__Exercise requirements__:
Pull each line holding "Constant" out of the entries below.

======== The data

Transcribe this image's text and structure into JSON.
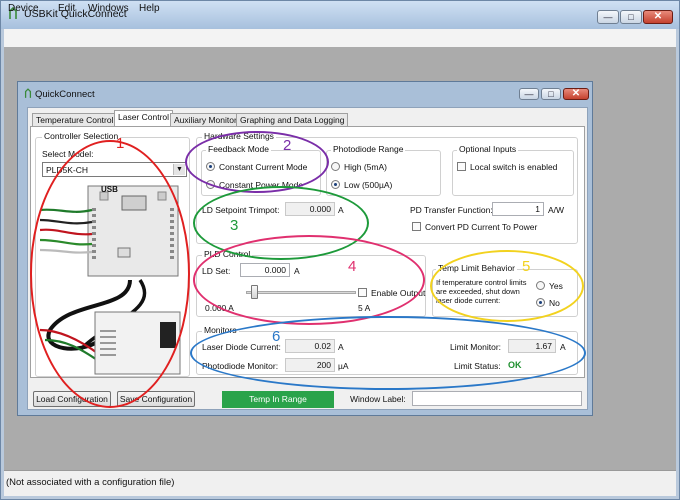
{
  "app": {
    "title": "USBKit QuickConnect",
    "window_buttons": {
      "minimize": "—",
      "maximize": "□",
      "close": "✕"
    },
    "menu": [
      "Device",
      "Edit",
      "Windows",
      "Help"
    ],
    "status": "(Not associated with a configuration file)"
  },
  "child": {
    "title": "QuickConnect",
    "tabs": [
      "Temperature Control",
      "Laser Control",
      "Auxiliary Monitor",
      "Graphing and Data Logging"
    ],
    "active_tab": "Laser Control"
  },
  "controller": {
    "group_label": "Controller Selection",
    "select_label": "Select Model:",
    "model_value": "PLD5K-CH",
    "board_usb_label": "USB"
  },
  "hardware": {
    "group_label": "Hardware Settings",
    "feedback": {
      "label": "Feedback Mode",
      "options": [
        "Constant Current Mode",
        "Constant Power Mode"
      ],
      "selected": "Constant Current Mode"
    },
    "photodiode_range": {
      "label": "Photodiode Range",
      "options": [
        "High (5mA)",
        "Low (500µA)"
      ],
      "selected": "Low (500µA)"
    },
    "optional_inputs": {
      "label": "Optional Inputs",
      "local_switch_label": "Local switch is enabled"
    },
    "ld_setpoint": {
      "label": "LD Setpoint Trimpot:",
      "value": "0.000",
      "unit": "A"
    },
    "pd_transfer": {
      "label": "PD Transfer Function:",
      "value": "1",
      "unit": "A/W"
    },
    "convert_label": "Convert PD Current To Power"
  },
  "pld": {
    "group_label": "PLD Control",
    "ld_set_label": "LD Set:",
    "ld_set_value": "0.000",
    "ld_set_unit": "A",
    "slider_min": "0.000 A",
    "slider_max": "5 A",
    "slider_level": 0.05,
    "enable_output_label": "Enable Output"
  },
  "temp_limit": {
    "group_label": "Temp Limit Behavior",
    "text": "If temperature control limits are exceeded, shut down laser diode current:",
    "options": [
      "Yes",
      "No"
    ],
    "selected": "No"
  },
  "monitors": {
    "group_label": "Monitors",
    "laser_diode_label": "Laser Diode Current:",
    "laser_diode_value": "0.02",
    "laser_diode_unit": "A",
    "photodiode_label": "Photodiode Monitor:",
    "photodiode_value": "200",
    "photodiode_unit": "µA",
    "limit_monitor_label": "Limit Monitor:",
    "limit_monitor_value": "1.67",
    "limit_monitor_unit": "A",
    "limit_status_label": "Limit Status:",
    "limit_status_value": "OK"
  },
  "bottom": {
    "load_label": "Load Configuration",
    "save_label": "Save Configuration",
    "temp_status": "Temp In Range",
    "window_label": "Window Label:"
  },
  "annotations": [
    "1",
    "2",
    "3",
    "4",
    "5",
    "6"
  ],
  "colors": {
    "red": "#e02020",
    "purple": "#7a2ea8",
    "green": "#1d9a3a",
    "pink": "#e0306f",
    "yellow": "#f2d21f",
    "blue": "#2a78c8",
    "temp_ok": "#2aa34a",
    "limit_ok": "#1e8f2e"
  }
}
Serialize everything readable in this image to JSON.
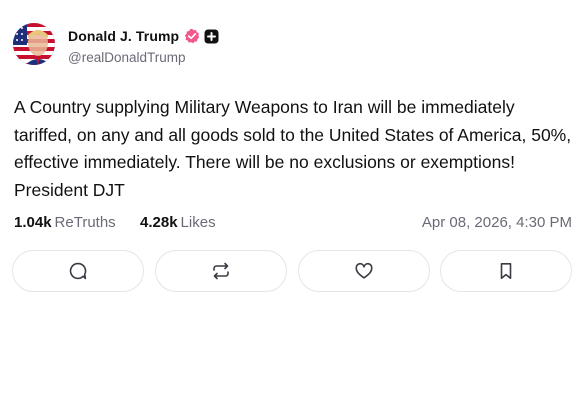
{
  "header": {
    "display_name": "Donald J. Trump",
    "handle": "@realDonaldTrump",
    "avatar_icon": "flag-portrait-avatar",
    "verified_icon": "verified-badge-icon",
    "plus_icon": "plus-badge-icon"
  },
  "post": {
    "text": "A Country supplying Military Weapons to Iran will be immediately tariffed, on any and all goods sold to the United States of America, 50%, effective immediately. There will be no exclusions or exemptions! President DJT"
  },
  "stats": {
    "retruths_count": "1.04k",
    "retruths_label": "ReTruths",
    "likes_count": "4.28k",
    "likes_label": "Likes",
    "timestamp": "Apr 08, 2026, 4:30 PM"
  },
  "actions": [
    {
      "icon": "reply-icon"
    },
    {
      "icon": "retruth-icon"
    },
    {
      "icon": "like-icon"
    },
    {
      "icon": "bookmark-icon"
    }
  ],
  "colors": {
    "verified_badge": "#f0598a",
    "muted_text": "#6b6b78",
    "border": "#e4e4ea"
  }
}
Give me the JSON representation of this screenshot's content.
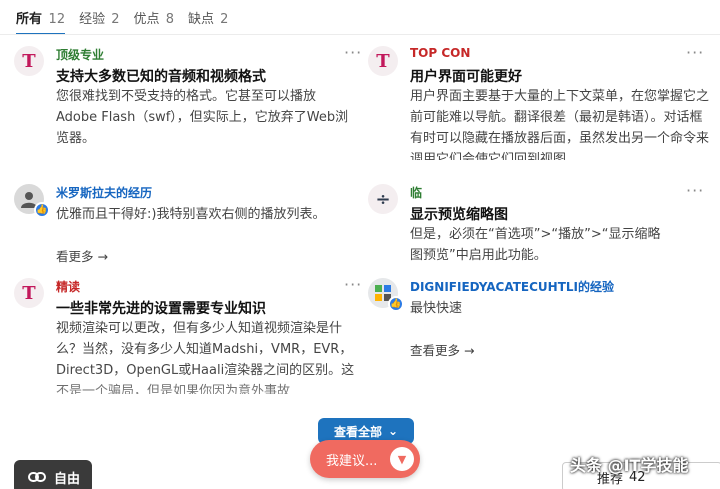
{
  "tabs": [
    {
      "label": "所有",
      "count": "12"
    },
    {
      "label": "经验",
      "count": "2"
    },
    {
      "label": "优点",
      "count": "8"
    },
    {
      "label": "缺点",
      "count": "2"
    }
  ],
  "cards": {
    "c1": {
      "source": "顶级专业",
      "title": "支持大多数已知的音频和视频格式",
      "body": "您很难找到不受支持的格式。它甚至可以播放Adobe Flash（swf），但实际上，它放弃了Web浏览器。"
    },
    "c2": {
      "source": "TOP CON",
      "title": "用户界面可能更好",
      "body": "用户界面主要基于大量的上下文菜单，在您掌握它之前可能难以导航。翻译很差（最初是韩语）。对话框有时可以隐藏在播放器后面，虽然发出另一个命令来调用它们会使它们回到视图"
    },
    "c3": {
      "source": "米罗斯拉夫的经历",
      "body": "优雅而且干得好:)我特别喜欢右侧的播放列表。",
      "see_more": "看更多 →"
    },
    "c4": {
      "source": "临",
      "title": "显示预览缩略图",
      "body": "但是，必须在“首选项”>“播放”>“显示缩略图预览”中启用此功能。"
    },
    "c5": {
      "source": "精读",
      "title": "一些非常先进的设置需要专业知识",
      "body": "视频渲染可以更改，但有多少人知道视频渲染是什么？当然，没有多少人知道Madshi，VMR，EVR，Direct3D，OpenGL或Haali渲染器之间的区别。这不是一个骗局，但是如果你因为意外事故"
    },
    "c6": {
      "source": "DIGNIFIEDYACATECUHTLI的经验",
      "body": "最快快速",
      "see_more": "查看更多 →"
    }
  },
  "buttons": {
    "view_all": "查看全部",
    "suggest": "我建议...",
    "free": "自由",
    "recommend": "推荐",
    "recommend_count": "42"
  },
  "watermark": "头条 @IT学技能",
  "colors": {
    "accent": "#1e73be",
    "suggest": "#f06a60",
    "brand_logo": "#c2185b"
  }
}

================
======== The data

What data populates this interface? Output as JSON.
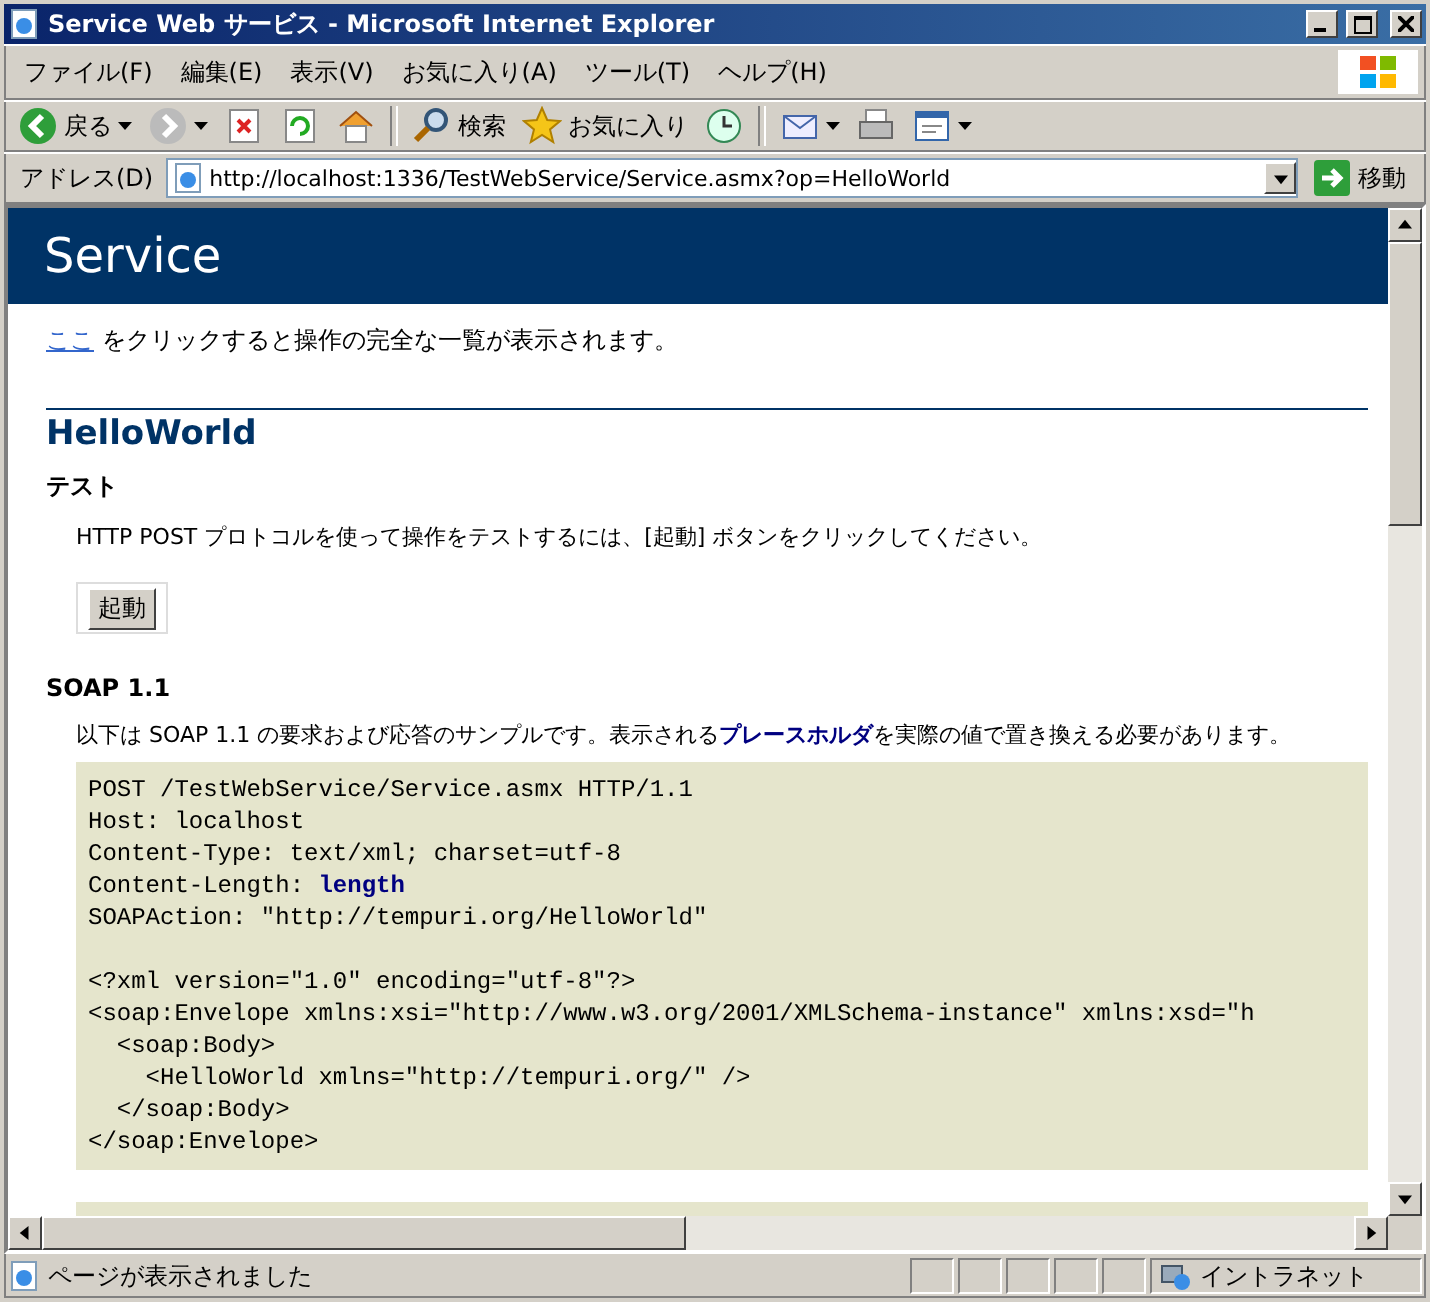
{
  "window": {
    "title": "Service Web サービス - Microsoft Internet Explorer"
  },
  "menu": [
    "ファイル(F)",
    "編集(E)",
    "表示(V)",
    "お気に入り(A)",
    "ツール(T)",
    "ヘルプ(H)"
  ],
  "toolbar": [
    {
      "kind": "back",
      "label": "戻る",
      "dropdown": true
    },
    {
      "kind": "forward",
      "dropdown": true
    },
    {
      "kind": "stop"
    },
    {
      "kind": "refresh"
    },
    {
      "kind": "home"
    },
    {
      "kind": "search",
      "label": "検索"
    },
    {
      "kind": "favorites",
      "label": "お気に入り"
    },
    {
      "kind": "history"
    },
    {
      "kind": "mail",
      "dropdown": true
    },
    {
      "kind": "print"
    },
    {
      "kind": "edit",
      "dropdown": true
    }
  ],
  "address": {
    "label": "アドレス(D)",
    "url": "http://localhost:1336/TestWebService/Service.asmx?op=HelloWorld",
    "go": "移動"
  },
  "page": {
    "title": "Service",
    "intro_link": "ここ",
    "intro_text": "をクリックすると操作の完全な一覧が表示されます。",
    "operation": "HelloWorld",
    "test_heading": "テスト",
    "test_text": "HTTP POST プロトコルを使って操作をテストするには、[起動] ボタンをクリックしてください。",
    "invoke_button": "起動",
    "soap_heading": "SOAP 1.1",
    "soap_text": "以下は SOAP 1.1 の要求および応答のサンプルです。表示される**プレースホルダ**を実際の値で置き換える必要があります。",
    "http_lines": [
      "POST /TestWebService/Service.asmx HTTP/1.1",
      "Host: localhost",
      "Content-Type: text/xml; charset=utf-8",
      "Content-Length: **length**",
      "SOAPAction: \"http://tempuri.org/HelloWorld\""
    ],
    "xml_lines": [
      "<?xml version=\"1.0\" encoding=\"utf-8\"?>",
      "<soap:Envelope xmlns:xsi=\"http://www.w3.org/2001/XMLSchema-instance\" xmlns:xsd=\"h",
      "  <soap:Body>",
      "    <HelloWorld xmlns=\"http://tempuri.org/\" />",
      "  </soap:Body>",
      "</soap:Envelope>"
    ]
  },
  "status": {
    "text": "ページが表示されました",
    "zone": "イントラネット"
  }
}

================
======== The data

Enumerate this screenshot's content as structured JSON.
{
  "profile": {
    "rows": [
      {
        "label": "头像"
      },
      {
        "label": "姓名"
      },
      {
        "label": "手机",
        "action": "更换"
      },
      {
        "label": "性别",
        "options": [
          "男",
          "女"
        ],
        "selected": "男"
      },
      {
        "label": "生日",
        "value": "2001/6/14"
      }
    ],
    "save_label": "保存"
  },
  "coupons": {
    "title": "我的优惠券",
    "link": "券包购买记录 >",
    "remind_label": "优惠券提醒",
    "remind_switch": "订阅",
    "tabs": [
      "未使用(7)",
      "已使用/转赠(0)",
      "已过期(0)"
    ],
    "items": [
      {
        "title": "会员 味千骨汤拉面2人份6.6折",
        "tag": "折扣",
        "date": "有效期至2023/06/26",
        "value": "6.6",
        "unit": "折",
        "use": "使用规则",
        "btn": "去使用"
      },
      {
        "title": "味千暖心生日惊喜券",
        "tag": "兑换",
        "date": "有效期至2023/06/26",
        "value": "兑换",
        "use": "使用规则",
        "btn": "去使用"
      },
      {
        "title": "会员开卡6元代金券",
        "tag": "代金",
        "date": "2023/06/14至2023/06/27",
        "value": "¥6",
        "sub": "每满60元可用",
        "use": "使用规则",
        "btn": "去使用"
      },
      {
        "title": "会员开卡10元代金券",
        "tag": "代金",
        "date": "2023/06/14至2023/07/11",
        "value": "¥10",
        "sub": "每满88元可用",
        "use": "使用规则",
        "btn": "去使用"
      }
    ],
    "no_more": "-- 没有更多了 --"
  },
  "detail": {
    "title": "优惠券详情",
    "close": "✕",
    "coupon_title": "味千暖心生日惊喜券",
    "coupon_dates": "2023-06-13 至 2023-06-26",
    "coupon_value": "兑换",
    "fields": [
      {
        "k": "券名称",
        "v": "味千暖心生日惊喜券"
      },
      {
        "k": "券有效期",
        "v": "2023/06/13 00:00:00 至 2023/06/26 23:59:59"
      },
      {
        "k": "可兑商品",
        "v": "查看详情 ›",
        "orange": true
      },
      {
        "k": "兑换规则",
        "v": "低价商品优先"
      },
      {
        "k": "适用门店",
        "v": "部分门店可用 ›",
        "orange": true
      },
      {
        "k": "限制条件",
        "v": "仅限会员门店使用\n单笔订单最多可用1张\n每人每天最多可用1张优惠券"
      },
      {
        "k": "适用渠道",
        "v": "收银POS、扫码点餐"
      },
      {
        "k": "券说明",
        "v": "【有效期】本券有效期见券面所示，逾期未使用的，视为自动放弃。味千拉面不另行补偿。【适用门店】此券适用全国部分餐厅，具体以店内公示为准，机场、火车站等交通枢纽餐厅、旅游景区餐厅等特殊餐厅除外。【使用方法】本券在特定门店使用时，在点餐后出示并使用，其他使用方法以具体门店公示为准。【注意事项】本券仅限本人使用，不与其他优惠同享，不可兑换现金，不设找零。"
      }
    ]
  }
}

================

__Result of the task__:
        "Constant Current Mode",
        "Constant Power Mode"
      "selected": "Constant Current Mode"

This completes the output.